KAMPALA – A proposal by Government to tax workers’ savings at the National Social Security Fund (NSSF) has been met with uproar from members of the public who have described the move as disheartening and pathetic.
The State Minister for Youths, Florence Nakiwala on Tuesday 13 took to the floor to table The National Social Security Fund (Amendment) Bill, 2019 whose objective is to expand Social Security coverage by making contributions to the National Social Security Fund (NSSF) mandatory for all workers in the formal sector and also allowing workers in both the formal and informal sectors to make voluntary contributions to NSSF.
According to Government, the Bill seeks to enhance the spectrum of benefits available to workers and to improve management of the National Social Security Fund because the current law enacted in 1985 does not adequately address emerging challenges in the management of social security in Uganda.
The proposal to amend the NSSF Act particularly arises from the need to streamline the management of the Fund to expand the scope of social security coverage and benefits. The Act in its current state does not make express provision for the representation of workers, employers and other stakeholders on the board of directors.
The government also argues that the appointment of the Managing Director and Deputy Managing Director by the Minister without the role of the board undermines the ability of the board to supervise them.
Government is seeking to amend section 38 that talks about exemption from tax stipulating that; Notwithstanding the provisions of any other law, all member contributions not exceeding 30% of income of the member shall be exempt from tax and all employer contributions to the fund shall be exempt from tax, the investment income of the fund shall be exempt from income tax.
The Bill also proposed; Member benefits shall be taxed at the point of payment to the member, except in the case of death or invalidity; and taxation shall be at the prevailing rate at the time of payment of the benefit.
However, the above provision shall not apply to benefits arising out of contributions made to the fund before the coming into force of this Act and a member over the age of 60 years shall not pay tax on any benefit under this Act.
Radio Personality, Moses Rudende was one of the people to express his anger writing on his twitter handle, “So, you receive your gross pay.
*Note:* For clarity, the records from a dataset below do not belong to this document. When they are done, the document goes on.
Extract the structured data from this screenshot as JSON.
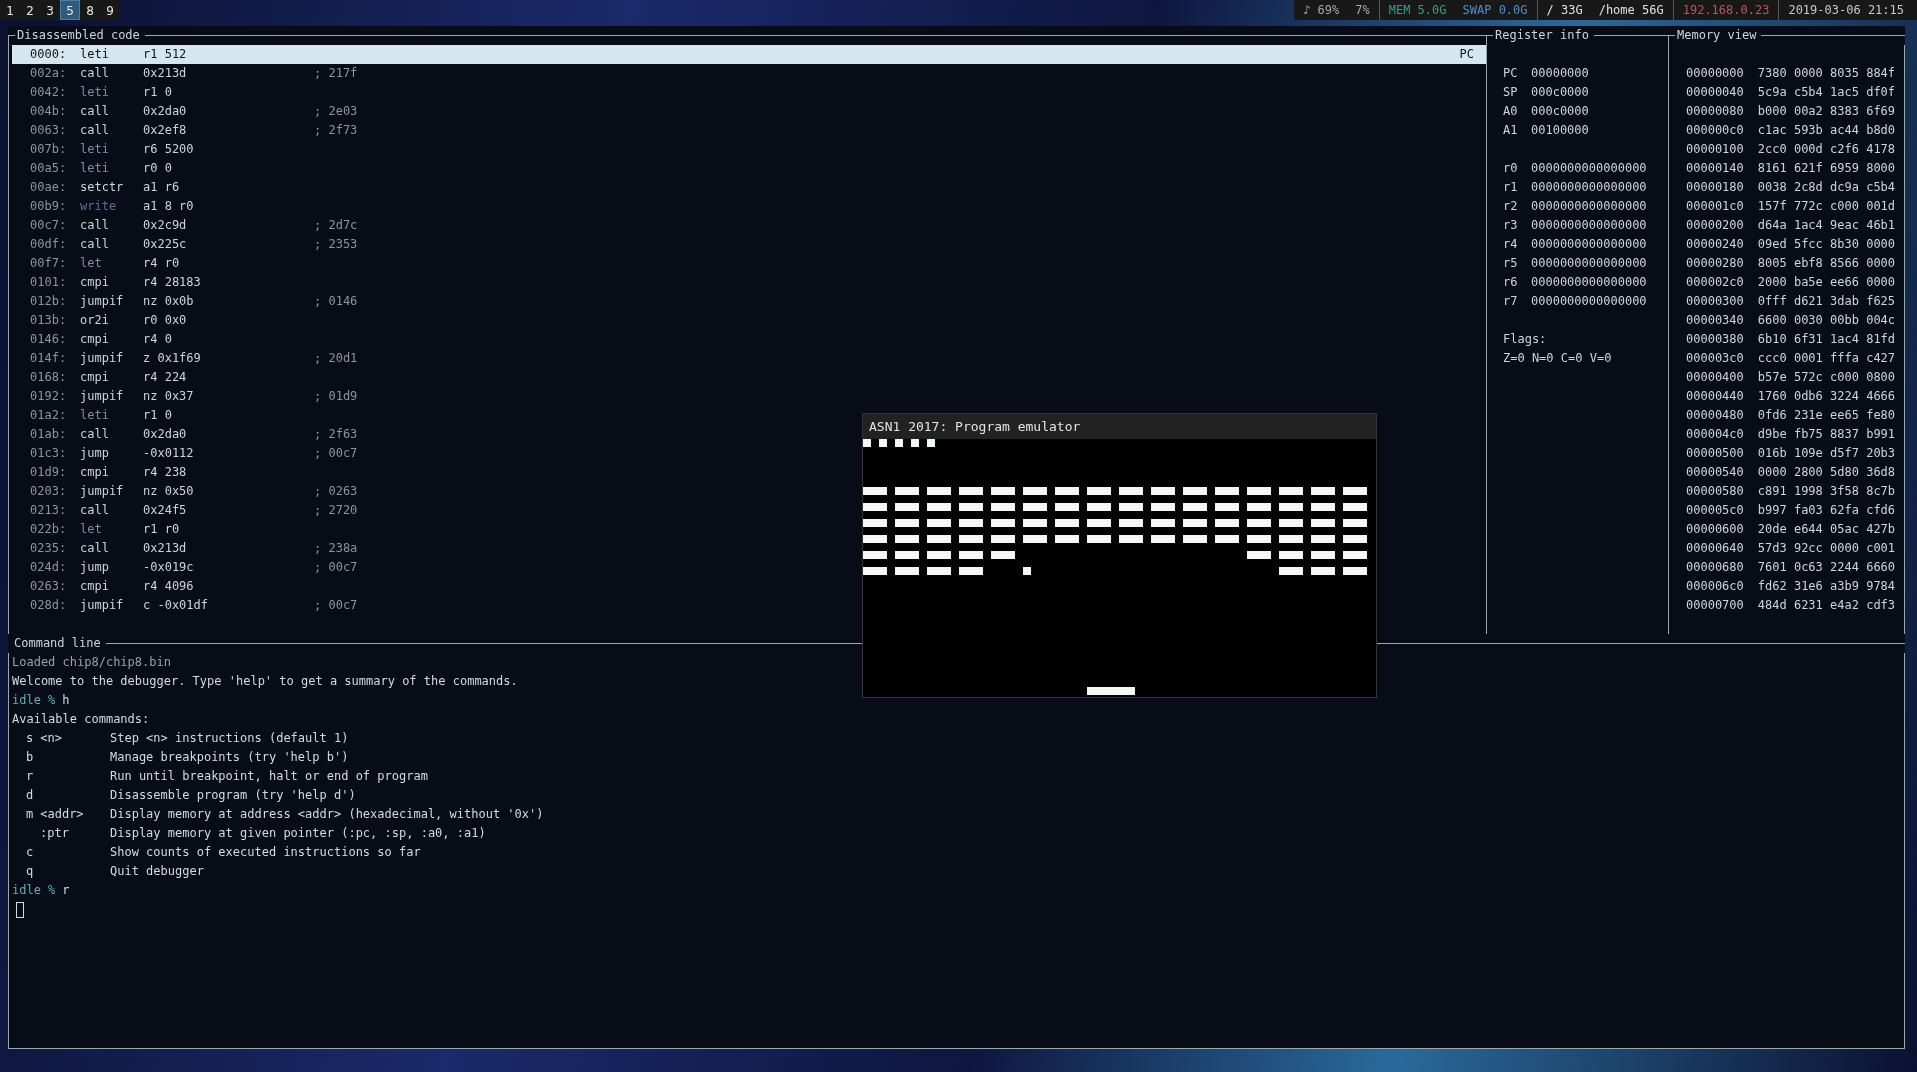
{
  "top_bar": {
    "workspaces": [
      {
        "label": "1",
        "selected": false
      },
      {
        "label": "2",
        "selected": false
      },
      {
        "label": "3",
        "selected": false
      },
      {
        "label": "5",
        "selected": true
      },
      {
        "label": "8",
        "selected": false
      },
      {
        "label": "9",
        "selected": false
      }
    ],
    "status_groups": [
      [
        {
          "text": "♪ 69%",
          "color": "#a8a8a8"
        },
        {
          "text": "7%",
          "color": "#a8a8a8"
        }
      ],
      [
        {
          "text": "MEM 5.0G",
          "color": "#2aa198"
        },
        {
          "text": "SWAP 0.0G",
          "color": "#4f8fd0"
        }
      ],
      [
        {
          "text": "/ 33G",
          "color": "#e0e0e0"
        },
        {
          "text": "/home 56G",
          "color": "#e0e0e0"
        }
      ],
      [
        {
          "text": "192.168.0.23",
          "color": "#c05555"
        }
      ],
      [
        {
          "text": "2019-03-06 21:15",
          "color": "#c8c8c8"
        }
      ]
    ]
  },
  "disassembly": {
    "title": "Disassembled code",
    "rows": [
      {
        "address": "0000:",
        "op": "leti",
        "args": "r1 512",
        "comment": "",
        "selected": true,
        "marker": "PC"
      },
      {
        "address": "002a:",
        "op": "call",
        "args": "0x213d",
        "comment": "; 217f",
        "color": "#d0d4d8",
        "selected": false
      },
      {
        "address": "0042:",
        "op": "leti",
        "args": "r1 0",
        "comment": "",
        "color": "#7f8ea3",
        "selected": false
      },
      {
        "address": "004b:",
        "op": "call",
        "args": "0x2da0",
        "comment": "; 2e03",
        "color": "#d0d4d8",
        "selected": false
      },
      {
        "address": "0063:",
        "op": "call",
        "args": "0x2ef8",
        "comment": "; 2f73",
        "color": "#d0d4d8",
        "selected": false
      },
      {
        "address": "007b:",
        "op": "leti",
        "args": "r6 5200",
        "comment": "",
        "color": "#7f8ea3",
        "selected": false
      },
      {
        "address": "00a5:",
        "op": "leti",
        "args": "r0 0",
        "comment": "",
        "color": "#7f8ea3",
        "selected": false
      },
      {
        "address": "00ae:",
        "op": "setctr",
        "args": "a1 r6",
        "comment": "",
        "color": "#d0d4d8",
        "selected": false
      },
      {
        "address": "00b9:",
        "op": "write",
        "args": "a1 8 r0",
        "comment": "",
        "color": "#5d6f9e",
        "selected": false
      },
      {
        "address": "00c7:",
        "op": "call",
        "args": "0x2c9d",
        "comment": "; 2d7c",
        "color": "#d0d4d8",
        "selected": false
      },
      {
        "address": "00df:",
        "op": "call",
        "args": "0x225c",
        "comment": "; 2353",
        "color": "#d0d4d8",
        "selected": false
      },
      {
        "address": "00f7:",
        "op": "let",
        "args": "r4 r0",
        "comment": "",
        "color": "#7f8ea3",
        "selected": false
      },
      {
        "address": "0101:",
        "op": "cmpi",
        "args": "r4 28183",
        "comment": "",
        "color": "#d0d4d8",
        "selected": false
      },
      {
        "address": "012b:",
        "op": "jumpif",
        "args": "nz 0x0b",
        "comment": "; 0146",
        "color": "#d0d4d8",
        "selected": false
      },
      {
        "address": "013b:",
        "op": "or2i",
        "args": "r0 0x0",
        "comment": "",
        "color": "#d0d4d8",
        "selected": false
      },
      {
        "address": "0146:",
        "op": "cmpi",
        "args": "r4 0",
        "comment": "",
        "color": "#d0d4d8",
        "selected": false
      },
      {
        "address": "014f:",
        "op": "jumpif",
        "args": "z 0x1f69",
        "comment": "; 20d1",
        "color": "#d0d4d8",
        "selected": false
      },
      {
        "address": "0168:",
        "op": "cmpi",
        "args": "r4 224",
        "comment": "",
        "color": "#d0d4d8",
        "selected": false
      },
      {
        "address": "0192:",
        "op": "jumpif",
        "args": "nz 0x37",
        "comment": "; 01d9",
        "color": "#d0d4d8",
        "selected": false
      },
      {
        "address": "01a2:",
        "op": "leti",
        "args": "r1 0",
        "comment": "",
        "color": "#7f8ea3",
        "selected": false
      },
      {
        "address": "01ab:",
        "op": "call",
        "args": "0x2da0",
        "comment": "; 2f63",
        "color": "#d0d4d8",
        "selected": false
      },
      {
        "address": "01c3:",
        "op": "jump",
        "args": "-0x0112",
        "comment": "; 00c7",
        "color": "#d0d4d8",
        "selected": false
      },
      {
        "address": "01d9:",
        "op": "cmpi",
        "args": "r4 238",
        "comment": "",
        "color": "#d0d4d8",
        "selected": false
      },
      {
        "address": "0203:",
        "op": "jumpif",
        "args": "nz 0x50",
        "comment": "; 0263",
        "color": "#d0d4d8",
        "selected": false
      },
      {
        "address": "0213:",
        "op": "call",
        "args": "0x24f5",
        "comment": "; 2720",
        "color": "#d0d4d8",
        "selected": false
      },
      {
        "address": "022b:",
        "op": "let",
        "args": "r1 r0",
        "comment": "",
        "color": "#7f8ea3",
        "selected": false
      },
      {
        "address": "0235:",
        "op": "call",
        "args": "0x213d",
        "comment": "; 238a",
        "color": "#d0d4d8",
        "selected": false
      },
      {
        "address": "024d:",
        "op": "jump",
        "args": "-0x019c",
        "comment": "; 00c7",
        "color": "#d0d4d8",
        "selected": false
      },
      {
        "address": "0263:",
        "op": "cmpi",
        "args": "r4 4096",
        "comment": "",
        "color": "#d0d4d8",
        "selected": false
      },
      {
        "address": "028d:",
        "op": "jumpif",
        "args": "c -0x01df",
        "comment": "; 00c7",
        "color": "#d0d4d8",
        "selected": false
      }
    ]
  },
  "registers": {
    "title": "Register info",
    "pointers": [
      {
        "name": "PC",
        "value": "00000000"
      },
      {
        "name": "SP",
        "value": "000c0000"
      },
      {
        "name": "A0",
        "value": "000c0000"
      },
      {
        "name": "A1",
        "value": "00100000"
      }
    ],
    "general": [
      {
        "name": "r0",
        "value": "0000000000000000"
      },
      {
        "name": "r1",
        "value": "0000000000000000"
      },
      {
        "name": "r2",
        "value": "0000000000000000"
      },
      {
        "name": "r3",
        "value": "0000000000000000"
      },
      {
        "name": "r4",
        "value": "0000000000000000"
      },
      {
        "name": "r5",
        "value": "0000000000000000"
      },
      {
        "name": "r6",
        "value": "0000000000000000"
      },
      {
        "name": "r7",
        "value": "0000000000000000"
      }
    ],
    "flags_label": "Flags:",
    "flags": "Z=0 N=0 C=0 V=0"
  },
  "memory": {
    "title": "Memory view",
    "rows": [
      {
        "address": "00000000",
        "words": "7380 0000 8035 884f"
      },
      {
        "address": "00000040",
        "words": "5c9a c5b4 1ac5 df0f"
      },
      {
        "address": "00000080",
        "words": "b000 00a2 8383 6f69"
      },
      {
        "address": "000000c0",
        "words": "c1ac 593b ac44 b8d0"
      },
      {
        "address": "00000100",
        "words": "2cc0 000d c2f6 4178"
      },
      {
        "address": "00000140",
        "words": "8161 621f 6959 8000"
      },
      {
        "address": "00000180",
        "words": "0038 2c8d dc9a c5b4"
      },
      {
        "address": "000001c0",
        "words": "157f 772c c000 001d"
      },
      {
        "address": "00000200",
        "words": "d64a 1ac4 9eac 46b1"
      },
      {
        "address": "00000240",
        "words": "09ed 5fcc 8b30 0000"
      },
      {
        "address": "00000280",
        "words": "8005 ebf8 8566 0000"
      },
      {
        "address": "000002c0",
        "words": "2000 ba5e ee66 0000"
      },
      {
        "address": "00000300",
        "words": "0fff d621 3dab f625"
      },
      {
        "address": "00000340",
        "words": "6600 0030 00bb 004c"
      },
      {
        "address": "00000380",
        "words": "6b10 6f31 1ac4 81fd"
      },
      {
        "address": "000003c0",
        "words": "ccc0 0001 fffa c427"
      },
      {
        "address": "00000400",
        "words": "b57e 572c c000 0800"
      },
      {
        "address": "00000440",
        "words": "1760 0db6 3224 4666"
      },
      {
        "address": "00000480",
        "words": "0fd6 231e ee65 fe80"
      },
      {
        "address": "000004c0",
        "words": "d9be fb75 8837 b991"
      },
      {
        "address": "00000500",
        "words": "016b 109e d5f7 20b3"
      },
      {
        "address": "00000540",
        "words": "0000 2800 5d80 36d8"
      },
      {
        "address": "00000580",
        "words": "c891 1998 3f58 8c7b"
      },
      {
        "address": "000005c0",
        "words": "b997 fa03 62fa cfd6"
      },
      {
        "address": "00000600",
        "words": "20de e644 05ac 427b"
      },
      {
        "address": "00000640",
        "words": "57d3 92cc 0000 c001"
      },
      {
        "address": "00000680",
        "words": "7601 0c63 2244 6660"
      },
      {
        "address": "000006c0",
        "words": "fd62 31e6 a3b9 9784"
      },
      {
        "address": "00000700",
        "words": "484d 6231 e4a2 cdf3"
      }
    ]
  },
  "command_line": {
    "title": "Command line",
    "lines": [
      {
        "kind": "info",
        "text": "Loaded chip8/chip8.bin"
      },
      {
        "kind": "output",
        "text": "Welcome to the debugger. Type 'help' to get a summary of the commands."
      },
      {
        "kind": "prompt",
        "prompt": "idle %",
        "input": "h"
      },
      {
        "kind": "output",
        "text": "Available commands:"
      },
      {
        "kind": "help",
        "command": "s",
        "argument": "<n>",
        "description": "Step <n> instructions (default 1)"
      },
      {
        "kind": "help",
        "command": "b",
        "description": "Manage breakpoints (try 'help b')"
      },
      {
        "kind": "help",
        "command": "r",
        "description": "Run until breakpoint, halt or end of program"
      },
      {
        "kind": "help",
        "command": "d",
        "description": "Disassemble program (try 'help d')"
      },
      {
        "kind": "help",
        "command": "m",
        "argument": "<addr>",
        "description": "Display memory at address <addr> (hexadecimal, without '0x')"
      },
      {
        "kind": "help",
        "argument": ":ptr",
        "description": "Display memory at given pointer (:pc, :sp, :a0, :a1)"
      },
      {
        "kind": "help",
        "command": "c",
        "description": "Show counts of executed instructions so far"
      },
      {
        "kind": "help",
        "command": "q",
        "description": "Quit debugger"
      },
      {
        "kind": "prompt",
        "prompt": "idle %",
        "input": "r"
      }
    ]
  },
  "emulator": {
    "title": "ASN1 2017: Program emulator"
  }
}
Pay your taxes. Have the mandatory savings taken off (if you don’t have a dodgy employer, they’ll add their bit), and now the government wants to tax those savings. Actually, benefits. The government wants to tax your retirement plan.”
Another twitter user weighed in noting, “This is what happens when a govt has no idea about good governance. The same govt barely provides public goods but still wants more taxes with a very bad record of social security among elderly people. Instead of doing something about it, they will tax you some more instead. Where do the profits from NSSF go to? Do we get any money from their investments? If they do get these profits, why don’t they find ways to improve their returns rather than just tax individuals’ retirement benefits.”
The Bill is also seeking to make voluntary contributions highlighting, “A member may make voluntary contributions to the Fund over and above their standard contributions where a member who wishes to do so may authorise his or her employer in writing to deduct an agreed rate from the employee’s wage payment and remit the voluntary contribution to the fund together with the standard contribution.
The Bill also seeks to provide avenues for a person who is self-employed to apply for membership of the fund and shall make voluntary contributions to the fund.
An employer who deducts a voluntary contribution under subsection (2) and fails to remit it to the fund commits and offence and is liable, on conviction, to a fine not exceeding five hundred currency points approximately Shs10M or imprisonment not exceeding one year or both.
Additionally, the Bill is also proposing to have a member who has made voluntary contributions to the Fund to be allowed midterm access to his or her benefits on such terms and conditions and in a manner prescribed by regulations.
Government has introduced a new clause that will require NSSF to pay an annual levy to the Uganda Retirement Benefits Regulatory Authority and this shall not exceed 0.05% of the total assets of the fund or two hundred thousand currency points, whichever is less.